Most participants said too many comments overlaid on the screen would distract learning, therefore they appreciated the functions of filter, transparency setting, and hiding.
However, they still concerned about the quality of comments and the visual clutter. First, the commenting system may increase discussions both related and unrelated to the course. Most participants said content-related comments could benefit learning, but they had different opinions about other comments, such as comments for social interaction. Some of them said social comments could attract learners and create an active atmosphere, whereas others said social comments may provide useless and chaotic information for learning. Second, learners of MOOCs usually have different levels of knowledge and skills. Some interviewed learners worried that they were forced to see comments and threads that may be too easy or boring to them, even if the comments were related to the content. Third, in addition to the individual learning habits and knowledge levels, the form of the video also influenced the perceived distraction. Most students and TAs said if there were slides with dense texts in the video, the overlaid comments would be more distractive than that when a teacher was present and speaking in the video.
Only one of the seven learners used Evernote when learning MOOCs. Other learners took notes on paper notebooks when learning MOOCs. Therefore, although most participants said the notes may be convenient, they may not want to use it. The teacher of Medical parasitology also said paper was more suitable for notes of Medical parasitology. The Evernote user in the seven learners and some teachers and TAs said learners may try to take notes in DanMOOC system if they could export their notes organized in a clear layout from the DanMOOC system, for reviewing after class.
Teachers and TAs said that notes may reflect learners’ learning process. For example, playback time points with many notes may indicate that the content there was difficult to many learners. Teachers could find out unexpected difficult points of the lecture and adjust his/her teaching.
In the prototype, the detailed content and following replies of each thread were shown in the area D in Fig. 1. Most participants said that this skip from the view of video to the bottom of the page would interrupt the learning ofthe lecture. In addition, in the most current MOOCs, forum is independent from the lecture videos. Few courses provided the function of discussing a specific video.
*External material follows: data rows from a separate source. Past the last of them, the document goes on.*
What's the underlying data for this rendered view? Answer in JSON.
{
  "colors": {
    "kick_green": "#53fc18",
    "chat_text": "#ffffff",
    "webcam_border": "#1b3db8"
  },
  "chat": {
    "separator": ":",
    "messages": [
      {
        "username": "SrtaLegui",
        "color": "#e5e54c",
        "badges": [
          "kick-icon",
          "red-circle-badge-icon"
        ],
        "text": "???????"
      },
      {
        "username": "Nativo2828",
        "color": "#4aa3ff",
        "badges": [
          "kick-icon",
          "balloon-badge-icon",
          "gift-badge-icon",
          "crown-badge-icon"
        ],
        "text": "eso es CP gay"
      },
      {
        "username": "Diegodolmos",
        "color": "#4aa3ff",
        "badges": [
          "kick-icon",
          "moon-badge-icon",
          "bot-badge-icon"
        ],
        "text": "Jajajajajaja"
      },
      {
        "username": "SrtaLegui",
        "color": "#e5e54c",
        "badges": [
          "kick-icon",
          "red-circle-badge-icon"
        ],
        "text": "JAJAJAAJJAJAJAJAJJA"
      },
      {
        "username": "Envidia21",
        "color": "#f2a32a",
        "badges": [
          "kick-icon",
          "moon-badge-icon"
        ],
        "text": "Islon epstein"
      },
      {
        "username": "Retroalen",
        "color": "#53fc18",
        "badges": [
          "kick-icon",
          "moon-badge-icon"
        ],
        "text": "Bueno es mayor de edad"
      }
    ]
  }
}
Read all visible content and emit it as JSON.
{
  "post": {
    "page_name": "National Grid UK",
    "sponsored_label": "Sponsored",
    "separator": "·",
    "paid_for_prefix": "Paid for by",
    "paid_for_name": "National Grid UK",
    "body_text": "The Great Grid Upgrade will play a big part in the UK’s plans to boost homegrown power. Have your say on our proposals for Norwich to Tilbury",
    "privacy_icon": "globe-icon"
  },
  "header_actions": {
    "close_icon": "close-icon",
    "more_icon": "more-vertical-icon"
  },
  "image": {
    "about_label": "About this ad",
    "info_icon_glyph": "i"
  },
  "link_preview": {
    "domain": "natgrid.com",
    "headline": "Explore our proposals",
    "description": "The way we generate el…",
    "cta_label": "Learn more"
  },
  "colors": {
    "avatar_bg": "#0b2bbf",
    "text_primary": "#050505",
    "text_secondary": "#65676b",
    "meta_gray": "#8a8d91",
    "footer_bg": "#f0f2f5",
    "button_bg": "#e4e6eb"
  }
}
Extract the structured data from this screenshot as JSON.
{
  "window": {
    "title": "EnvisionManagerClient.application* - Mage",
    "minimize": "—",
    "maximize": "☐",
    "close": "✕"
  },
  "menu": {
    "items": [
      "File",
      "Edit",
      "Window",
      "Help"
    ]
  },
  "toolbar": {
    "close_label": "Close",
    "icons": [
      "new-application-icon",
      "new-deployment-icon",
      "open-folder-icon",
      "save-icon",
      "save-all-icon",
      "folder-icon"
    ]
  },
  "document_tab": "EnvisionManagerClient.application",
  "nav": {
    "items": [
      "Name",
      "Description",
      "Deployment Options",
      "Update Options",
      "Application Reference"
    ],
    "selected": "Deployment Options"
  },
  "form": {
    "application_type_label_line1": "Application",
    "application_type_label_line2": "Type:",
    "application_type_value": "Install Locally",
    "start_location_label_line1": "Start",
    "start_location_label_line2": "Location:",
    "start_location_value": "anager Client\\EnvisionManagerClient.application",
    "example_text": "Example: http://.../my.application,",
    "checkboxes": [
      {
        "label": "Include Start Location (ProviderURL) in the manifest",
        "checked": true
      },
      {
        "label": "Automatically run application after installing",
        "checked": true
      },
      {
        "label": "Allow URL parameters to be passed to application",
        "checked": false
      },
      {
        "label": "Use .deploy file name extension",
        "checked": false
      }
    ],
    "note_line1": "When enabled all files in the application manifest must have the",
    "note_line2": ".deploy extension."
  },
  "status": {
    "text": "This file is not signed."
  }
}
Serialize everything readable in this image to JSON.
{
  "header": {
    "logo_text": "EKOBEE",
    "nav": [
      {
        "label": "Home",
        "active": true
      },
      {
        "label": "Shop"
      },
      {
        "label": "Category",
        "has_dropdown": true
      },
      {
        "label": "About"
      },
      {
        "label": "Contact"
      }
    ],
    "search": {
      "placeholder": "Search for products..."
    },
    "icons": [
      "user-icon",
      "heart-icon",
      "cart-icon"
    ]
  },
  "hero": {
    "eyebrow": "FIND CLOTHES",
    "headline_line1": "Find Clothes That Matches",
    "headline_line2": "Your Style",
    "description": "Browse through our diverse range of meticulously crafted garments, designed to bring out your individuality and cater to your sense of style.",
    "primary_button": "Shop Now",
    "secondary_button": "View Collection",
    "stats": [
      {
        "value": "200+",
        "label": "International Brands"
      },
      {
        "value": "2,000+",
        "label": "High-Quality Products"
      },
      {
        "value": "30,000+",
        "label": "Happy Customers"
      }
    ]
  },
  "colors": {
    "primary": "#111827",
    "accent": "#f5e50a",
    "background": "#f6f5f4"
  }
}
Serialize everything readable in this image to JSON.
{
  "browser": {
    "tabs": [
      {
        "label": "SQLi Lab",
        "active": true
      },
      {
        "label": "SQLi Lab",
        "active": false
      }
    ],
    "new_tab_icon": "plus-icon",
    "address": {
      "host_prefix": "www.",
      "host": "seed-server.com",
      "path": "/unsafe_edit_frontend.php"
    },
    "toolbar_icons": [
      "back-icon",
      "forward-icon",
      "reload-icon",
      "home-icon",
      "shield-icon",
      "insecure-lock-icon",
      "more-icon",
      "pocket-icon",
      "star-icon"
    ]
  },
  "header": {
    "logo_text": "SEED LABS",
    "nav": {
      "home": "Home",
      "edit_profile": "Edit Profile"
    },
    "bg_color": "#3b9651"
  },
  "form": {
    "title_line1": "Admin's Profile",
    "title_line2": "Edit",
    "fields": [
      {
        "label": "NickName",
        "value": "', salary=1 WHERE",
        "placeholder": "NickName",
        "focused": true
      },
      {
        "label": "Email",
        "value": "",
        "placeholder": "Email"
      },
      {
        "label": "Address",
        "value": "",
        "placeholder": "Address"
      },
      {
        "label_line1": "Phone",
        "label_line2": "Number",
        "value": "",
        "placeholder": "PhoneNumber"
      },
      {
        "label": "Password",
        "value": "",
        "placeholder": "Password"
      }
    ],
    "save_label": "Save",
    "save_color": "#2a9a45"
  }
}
Therefore, we removed the area for threads to the whole video, and presented the detailed content and following repliesof threads anchored to the timeline directly in the sidebar (see Fig. 5).